» **EXERCISE**
Would you write out the records below exactly as given?
BEGIN SUPPLIED ENTRIES
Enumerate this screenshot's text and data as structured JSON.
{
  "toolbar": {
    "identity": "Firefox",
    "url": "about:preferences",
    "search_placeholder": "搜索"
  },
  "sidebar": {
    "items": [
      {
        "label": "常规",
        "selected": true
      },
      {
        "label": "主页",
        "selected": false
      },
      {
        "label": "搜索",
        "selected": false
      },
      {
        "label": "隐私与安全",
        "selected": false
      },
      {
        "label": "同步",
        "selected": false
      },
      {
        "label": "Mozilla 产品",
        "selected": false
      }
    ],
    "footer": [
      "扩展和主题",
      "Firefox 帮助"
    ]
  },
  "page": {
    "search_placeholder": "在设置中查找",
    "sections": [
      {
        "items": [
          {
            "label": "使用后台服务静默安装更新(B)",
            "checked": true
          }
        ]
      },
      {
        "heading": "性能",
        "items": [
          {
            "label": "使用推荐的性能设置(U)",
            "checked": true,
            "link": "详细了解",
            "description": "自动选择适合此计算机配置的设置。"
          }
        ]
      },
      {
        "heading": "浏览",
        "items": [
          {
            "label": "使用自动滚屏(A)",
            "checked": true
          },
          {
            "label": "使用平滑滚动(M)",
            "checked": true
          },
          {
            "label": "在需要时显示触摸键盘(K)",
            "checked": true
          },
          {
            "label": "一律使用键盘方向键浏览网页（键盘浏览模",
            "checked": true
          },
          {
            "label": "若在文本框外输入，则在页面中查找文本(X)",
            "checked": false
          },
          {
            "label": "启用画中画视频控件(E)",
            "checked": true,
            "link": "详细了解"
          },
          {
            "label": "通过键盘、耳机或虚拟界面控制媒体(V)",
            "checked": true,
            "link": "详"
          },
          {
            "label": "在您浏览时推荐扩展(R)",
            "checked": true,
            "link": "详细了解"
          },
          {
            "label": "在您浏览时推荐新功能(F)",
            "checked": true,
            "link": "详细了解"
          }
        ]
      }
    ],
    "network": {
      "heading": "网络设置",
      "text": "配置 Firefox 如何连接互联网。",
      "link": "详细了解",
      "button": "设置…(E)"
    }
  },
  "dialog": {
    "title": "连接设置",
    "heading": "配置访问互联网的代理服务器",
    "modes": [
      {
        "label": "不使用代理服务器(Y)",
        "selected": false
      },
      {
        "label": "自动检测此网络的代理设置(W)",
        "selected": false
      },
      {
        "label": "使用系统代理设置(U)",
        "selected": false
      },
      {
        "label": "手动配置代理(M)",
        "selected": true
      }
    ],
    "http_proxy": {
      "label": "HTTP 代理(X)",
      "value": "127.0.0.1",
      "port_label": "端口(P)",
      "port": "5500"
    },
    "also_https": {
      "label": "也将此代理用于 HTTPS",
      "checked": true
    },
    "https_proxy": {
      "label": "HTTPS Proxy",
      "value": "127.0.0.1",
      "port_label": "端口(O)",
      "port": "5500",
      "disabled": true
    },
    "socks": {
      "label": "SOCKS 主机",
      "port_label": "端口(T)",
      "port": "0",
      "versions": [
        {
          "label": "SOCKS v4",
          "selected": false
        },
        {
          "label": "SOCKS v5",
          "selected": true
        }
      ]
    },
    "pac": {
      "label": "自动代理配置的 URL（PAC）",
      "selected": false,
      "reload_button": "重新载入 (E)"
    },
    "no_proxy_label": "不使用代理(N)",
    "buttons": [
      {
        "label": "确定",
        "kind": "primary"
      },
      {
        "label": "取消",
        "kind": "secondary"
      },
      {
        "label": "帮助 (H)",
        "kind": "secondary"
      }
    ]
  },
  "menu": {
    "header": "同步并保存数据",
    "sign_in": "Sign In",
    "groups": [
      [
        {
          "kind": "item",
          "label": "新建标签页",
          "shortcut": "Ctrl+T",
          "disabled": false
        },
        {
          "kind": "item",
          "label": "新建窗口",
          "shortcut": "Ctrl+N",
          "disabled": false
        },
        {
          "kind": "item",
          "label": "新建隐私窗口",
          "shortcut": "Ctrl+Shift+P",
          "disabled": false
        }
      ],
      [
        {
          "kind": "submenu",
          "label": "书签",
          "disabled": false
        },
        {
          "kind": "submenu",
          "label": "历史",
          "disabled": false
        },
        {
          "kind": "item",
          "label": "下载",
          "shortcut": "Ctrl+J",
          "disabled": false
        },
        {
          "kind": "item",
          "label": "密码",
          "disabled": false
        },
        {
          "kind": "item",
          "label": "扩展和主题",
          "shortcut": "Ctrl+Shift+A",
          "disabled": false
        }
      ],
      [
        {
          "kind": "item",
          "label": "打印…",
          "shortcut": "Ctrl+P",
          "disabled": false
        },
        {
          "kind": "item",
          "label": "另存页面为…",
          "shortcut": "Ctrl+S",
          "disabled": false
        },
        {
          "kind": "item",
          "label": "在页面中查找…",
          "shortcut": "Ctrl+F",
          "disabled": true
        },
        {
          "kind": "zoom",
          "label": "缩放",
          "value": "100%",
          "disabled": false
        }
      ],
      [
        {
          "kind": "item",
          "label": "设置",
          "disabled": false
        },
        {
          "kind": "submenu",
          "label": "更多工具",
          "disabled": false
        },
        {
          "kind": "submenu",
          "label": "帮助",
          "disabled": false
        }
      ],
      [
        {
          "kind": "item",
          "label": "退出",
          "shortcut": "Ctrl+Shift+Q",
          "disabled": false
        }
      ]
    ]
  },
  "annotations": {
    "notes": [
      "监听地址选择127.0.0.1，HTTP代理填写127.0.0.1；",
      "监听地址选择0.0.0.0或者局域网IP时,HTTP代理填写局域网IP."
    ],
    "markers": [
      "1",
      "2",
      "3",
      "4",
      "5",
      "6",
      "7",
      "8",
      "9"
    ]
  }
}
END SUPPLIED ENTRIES
» **EXERCISE ANSWER**
Enumerate this screenshot's text and data as structured JSON.
{
  "toolbar": {
    "identity": "Firefox",
    "url": "about:preferences",
    "search_placeholder": "搜索"
  },
  "sidebar": {
    "items": [
      {
        "label": "常规",
        "selected": true
      },
      {
        "label": "主页",
        "selected": false
      },
      {
        "label": "搜索",
        "selected": false
      },
      {
        "label": "隐私与安全",
        "selected": false
      },
      {
        "label": "同步",
        "selected": false
      },
      {
        "label": "Mozilla 产品",
        "selected": false
      }
    ],
    "footer": [
      "扩展和主题",
      "Firefox 帮助"
    ]
  },
  "page": {
    "search_placeholder": "在设置中查找",
    "sections": [
      {
        "items": [
          {
            "label": "使用后台服务静默安装更新(B)",
            "checked": true
          }
        ]
      },
      {
        "heading": "性能",
        "items": [
          {
            "label": "使用推荐的性能设置(U)",
            "checked": true,
            "link": "详细了解",
            "description": "自动选择适合此计算机配置的设置。"
          }
        ]
      },
      {
        "heading": "浏览",
        "items": [
          {
            "label": "使用自动滚屏(A)",
            "checked": true
          },
          {
            "label": "使用平滑滚动(M)",
            "checked": true
          },
          {
            "label": "在需要时显示触摸键盘(K)",
            "checked": true
          },
          {
            "label": "一律使用键盘方向键浏览网页（键盘浏览模",
            "checked": true
          },
          {
            "label": "若在文本框外输入，则在页面中查找文本(X)",
            "checked": false
          },
          {
            "label": "启用画中画视频控件(E)",
            "checked": true,
            "link": "详细了解"
          },
          {
            "label": "通过键盘、耳机或虚拟界面控制媒体(V)",
            "checked": true,
            "link": "详"
          },
          {
            "label": "在您浏览时推荐扩展(R)",
            "checked": true,
            "link": "详细了解"
          },
          {
            "label": "在您浏览时推荐新功能(F)",
            "checked": true,
            "link": "详细了解"
          }
        ]
      }
    ],
    "network": {
      "heading": "网络设置",
      "text": "配置 Firefox 如何连接互联网。",
      "link": "详细了解",
      "button": "设置…(E)"
    }
  },
  "dialog": {
    "title": "连接设置",
    "heading": "配置访问互联网的代理服务器",
    "modes": [
      {
        "label": "不使用代理服务器(Y)",
        "selected": false
      },
      {
        "label": "自动检测此网络的代理设置(W)",
        "selected": false
      },
      {
        "label": "使用系统代理设置(U)",
        "selected": false
      },
      {
        "label": "手动配置代理(M)",
        "selected": true
      }
    ],
    "http_proxy": {
      "label": "HTTP 代理(X)",
      "value": "127.0.0.1",
      "port_label": "端口(P)",
      "port": "5500"
    },
    "also_https": {
      "label": "也将此代理用于 HTTPS",
      "checked": true
    },
    "https_proxy": {
      "label": "HTTPS Proxy",
      "value": "127.0.0.1",
      "port_label": "端口(O)",
      "port": "5500",
      "disabled": true
    },
    "socks": {
      "label": "SOCKS 主机",
      "port_label": "端口(T)",
      "port": "0",
      "versions": [
        {
          "label": "SOCKS v4",
          "selected": false
        },
        {
          "label": "SOCKS v5",
          "selected": true
        }
      ]
    },
    "pac": {
      "label": "自动代理配置的 URL（PAC）",
      "selected": false,
      "reload_button": "重新载入 (E)"
    },
    "no_proxy_label": "不使用代理(N)",
    "buttons": [
      {
        "label": "确定",
        "kind": "primary"
      },
      {
        "label": "取消",
        "kind": "secondary"
      },
      {
        "label": "帮助 (H)",
        "kind": "secondary"
      }
    ]
  },
  "menu": {
    "header": "同步并保存数据",
    "sign_in": "Sign In",
    "groups": [
      [
        {
          "kind": "item",
          "label": "新建标签页",
          "shortcut": "Ctrl+T",
          "disabled": false
        },
        {
          "kind": "item",
          "label": "新建窗口",
          "shortcut": "Ctrl+N",
          "disabled": false
        },
        {
          "kind": "item",
          "label": "新建隐私窗口",
          "shortcut": "Ctrl+Shift+P",
          "disabled": false
        }
      ],
      [
        {
          "kind": "submenu",
          "label": "书签",
          "disabled": false
        },
        {
          "kind": "submenu",
          "label": "历史",
          "disabled": false
        },
        {
          "kind": "item",
          "label": "下载",
          "shortcut": "Ctrl+J",
          "disabled": false
        },
        {
          "kind": "item",
          "label": "密码",
          "disabled": false
        },
        {
          "kind": "item",
          "label": "扩展和主题",
          "shortcut": "Ctrl+Shift+A",
          "disabled": false
        }
      ],
      [
        {
          "kind": "item",
          "label": "打印…",
          "shortcut": "Ctrl+P",
          "disabled": false
        },
        {
          "kind": "item",
          "label": "另存页面为…",
          "shortcut": "Ctrl+S",
          "disabled": false
        },
        {
          "kind": "item",
          "label": "在页面中查找…",
          "shortcut": "Ctrl+F",
          "disabled": true
        },
        {
          "kind": "zoom",
          "label": "缩放",
          "value": "100%",
          "disabled": false
        }
      ],
      [
        {
          "kind": "item",
          "label": "设置",
          "disabled": false
        },
        {
          "kind": "submenu",
          "label": "更多工具",
          "disabled": false
        },
        {
          "kind": "submenu",
          "label": "帮助",
          "disabled": false
        }
      ],
      [
        {
          "kind": "item",
          "label": "退出",
          "shortcut": "Ctrl+Shift+Q",
          "disabled": false
        }
      ]
    ]
  },
  "annotations": {
    "notes": [
      "监听地址选择127.0.0.1，HTTP代理填写127.0.0.1；",
      "监听地址选择0.0.0.0或者局域网IP时,HTTP代理填写局域网IP."
    ],
    "markers": [
      "1",
      "2",
      "3",
      "4",
      "5",
      "6",
      "7",
      "8",
      "9"
    ]
  }
}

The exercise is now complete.